-- Entries supplied --
______________________________

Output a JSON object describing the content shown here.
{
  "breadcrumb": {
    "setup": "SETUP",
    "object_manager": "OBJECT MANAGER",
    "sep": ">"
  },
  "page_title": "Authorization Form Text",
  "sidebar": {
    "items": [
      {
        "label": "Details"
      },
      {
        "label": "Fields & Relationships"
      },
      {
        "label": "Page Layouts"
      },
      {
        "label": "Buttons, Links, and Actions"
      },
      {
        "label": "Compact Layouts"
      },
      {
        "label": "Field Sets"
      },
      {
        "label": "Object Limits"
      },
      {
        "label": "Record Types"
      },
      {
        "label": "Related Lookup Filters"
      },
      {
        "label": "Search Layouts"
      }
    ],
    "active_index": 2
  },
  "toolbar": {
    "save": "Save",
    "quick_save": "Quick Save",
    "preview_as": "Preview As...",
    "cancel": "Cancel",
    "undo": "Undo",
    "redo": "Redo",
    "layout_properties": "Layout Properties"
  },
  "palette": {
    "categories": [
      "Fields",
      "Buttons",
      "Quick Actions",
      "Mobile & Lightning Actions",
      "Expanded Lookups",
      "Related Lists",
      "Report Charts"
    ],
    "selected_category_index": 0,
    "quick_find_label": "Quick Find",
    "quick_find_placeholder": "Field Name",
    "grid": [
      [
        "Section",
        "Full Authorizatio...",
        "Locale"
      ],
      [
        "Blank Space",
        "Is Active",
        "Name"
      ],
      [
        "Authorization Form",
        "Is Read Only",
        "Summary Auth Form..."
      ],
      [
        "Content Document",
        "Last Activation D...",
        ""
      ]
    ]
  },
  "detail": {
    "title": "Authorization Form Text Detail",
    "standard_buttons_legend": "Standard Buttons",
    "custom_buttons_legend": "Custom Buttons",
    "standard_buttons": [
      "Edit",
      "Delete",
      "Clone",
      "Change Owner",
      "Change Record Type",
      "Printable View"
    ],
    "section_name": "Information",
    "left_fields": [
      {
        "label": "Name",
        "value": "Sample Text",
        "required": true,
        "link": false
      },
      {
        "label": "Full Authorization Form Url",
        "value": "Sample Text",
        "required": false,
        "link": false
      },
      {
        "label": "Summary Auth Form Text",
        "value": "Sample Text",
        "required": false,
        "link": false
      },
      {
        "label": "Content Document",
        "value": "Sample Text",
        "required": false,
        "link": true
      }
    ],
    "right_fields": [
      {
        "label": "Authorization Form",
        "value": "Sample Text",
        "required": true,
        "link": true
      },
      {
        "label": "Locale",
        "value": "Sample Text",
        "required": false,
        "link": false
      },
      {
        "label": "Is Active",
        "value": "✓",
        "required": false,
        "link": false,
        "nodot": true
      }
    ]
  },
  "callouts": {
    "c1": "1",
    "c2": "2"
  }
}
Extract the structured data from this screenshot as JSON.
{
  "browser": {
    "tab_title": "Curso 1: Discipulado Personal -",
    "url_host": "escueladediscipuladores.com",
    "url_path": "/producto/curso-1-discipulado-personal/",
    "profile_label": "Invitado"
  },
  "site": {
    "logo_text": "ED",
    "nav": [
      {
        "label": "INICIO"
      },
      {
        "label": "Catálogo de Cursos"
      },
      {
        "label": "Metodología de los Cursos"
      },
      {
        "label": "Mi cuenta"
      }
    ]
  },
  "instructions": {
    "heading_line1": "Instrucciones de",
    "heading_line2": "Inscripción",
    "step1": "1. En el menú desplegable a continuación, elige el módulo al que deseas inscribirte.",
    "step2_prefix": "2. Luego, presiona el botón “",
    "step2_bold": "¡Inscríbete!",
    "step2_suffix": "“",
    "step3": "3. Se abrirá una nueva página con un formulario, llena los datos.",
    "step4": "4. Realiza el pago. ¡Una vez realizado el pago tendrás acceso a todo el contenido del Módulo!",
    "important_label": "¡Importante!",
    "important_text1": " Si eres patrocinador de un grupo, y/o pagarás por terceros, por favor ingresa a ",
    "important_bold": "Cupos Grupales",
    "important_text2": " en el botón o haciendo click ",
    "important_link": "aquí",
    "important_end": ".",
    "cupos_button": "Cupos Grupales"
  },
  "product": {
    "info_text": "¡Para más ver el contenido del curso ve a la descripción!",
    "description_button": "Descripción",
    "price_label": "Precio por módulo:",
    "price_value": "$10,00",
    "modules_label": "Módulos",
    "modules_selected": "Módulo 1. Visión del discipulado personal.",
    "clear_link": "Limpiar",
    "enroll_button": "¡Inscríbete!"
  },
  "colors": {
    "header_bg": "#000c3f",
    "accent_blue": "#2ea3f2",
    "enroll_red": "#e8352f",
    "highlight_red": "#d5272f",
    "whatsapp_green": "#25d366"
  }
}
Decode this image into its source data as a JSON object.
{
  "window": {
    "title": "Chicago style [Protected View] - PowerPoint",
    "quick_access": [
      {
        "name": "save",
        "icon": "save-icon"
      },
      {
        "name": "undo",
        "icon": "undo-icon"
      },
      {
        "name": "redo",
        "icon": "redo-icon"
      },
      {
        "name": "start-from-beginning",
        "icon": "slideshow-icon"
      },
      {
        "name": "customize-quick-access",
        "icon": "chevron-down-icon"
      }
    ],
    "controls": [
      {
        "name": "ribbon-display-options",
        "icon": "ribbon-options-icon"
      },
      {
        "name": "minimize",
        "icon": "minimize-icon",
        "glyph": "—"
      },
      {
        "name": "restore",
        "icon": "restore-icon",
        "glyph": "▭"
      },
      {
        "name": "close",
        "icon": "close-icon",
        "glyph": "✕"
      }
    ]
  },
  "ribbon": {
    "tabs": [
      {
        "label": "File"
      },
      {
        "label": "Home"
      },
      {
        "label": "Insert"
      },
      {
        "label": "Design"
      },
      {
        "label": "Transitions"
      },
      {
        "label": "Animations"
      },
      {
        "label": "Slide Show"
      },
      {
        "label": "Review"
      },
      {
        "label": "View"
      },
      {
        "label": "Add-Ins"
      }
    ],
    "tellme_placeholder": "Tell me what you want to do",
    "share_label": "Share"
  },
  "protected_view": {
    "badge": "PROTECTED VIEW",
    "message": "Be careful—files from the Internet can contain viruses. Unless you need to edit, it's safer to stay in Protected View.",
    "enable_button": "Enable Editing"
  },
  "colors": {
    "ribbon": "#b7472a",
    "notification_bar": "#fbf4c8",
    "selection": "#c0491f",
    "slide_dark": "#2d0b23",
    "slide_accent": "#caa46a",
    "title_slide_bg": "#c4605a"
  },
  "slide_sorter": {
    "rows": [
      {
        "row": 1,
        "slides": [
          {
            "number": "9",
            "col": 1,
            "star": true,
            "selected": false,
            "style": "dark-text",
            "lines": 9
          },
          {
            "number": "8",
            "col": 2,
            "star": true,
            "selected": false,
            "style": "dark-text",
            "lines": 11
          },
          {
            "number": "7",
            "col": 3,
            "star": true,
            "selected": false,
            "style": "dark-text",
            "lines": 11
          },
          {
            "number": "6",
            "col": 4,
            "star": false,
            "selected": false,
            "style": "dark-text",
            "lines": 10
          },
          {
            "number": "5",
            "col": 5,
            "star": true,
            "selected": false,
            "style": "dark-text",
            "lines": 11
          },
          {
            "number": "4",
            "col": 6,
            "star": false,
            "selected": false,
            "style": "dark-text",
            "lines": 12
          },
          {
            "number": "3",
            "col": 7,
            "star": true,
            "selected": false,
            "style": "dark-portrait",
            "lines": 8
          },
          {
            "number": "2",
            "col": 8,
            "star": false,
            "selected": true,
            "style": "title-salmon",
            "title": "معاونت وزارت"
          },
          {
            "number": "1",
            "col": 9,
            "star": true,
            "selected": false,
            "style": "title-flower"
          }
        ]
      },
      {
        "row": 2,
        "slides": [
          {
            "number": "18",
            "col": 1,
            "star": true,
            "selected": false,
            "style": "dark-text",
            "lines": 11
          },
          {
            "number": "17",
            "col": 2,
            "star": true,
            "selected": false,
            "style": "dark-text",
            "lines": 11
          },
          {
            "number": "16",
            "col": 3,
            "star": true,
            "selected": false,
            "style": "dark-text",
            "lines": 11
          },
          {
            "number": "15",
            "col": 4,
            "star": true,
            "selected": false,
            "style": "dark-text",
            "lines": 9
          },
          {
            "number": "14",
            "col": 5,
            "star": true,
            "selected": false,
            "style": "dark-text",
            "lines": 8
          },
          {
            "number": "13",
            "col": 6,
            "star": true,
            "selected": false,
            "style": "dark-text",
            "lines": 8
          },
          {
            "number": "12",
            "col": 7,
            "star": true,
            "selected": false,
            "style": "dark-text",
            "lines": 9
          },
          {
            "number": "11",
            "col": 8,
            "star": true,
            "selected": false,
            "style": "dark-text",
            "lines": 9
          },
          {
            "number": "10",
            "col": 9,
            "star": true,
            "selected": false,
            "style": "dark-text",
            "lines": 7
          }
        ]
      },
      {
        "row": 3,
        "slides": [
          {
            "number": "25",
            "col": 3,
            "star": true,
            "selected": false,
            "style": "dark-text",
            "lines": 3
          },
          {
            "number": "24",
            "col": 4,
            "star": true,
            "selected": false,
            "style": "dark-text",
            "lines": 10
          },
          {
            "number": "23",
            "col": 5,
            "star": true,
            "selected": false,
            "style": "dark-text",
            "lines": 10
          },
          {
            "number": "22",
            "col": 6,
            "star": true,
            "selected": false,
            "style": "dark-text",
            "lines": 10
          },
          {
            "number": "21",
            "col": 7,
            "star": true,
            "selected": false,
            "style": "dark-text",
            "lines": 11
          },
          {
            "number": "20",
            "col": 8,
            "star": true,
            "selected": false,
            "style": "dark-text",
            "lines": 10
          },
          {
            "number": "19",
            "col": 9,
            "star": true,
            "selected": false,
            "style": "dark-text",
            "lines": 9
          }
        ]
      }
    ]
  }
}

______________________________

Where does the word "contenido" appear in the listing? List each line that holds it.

-- Answer to the exercise --
    "step4": "4. Realiza el pago. ¡Una vez realizado el pago tendrás acceso a todo el contenido del Módulo!",
    "info_text": "¡Para más ver el contenido del curso ve a la descripción!",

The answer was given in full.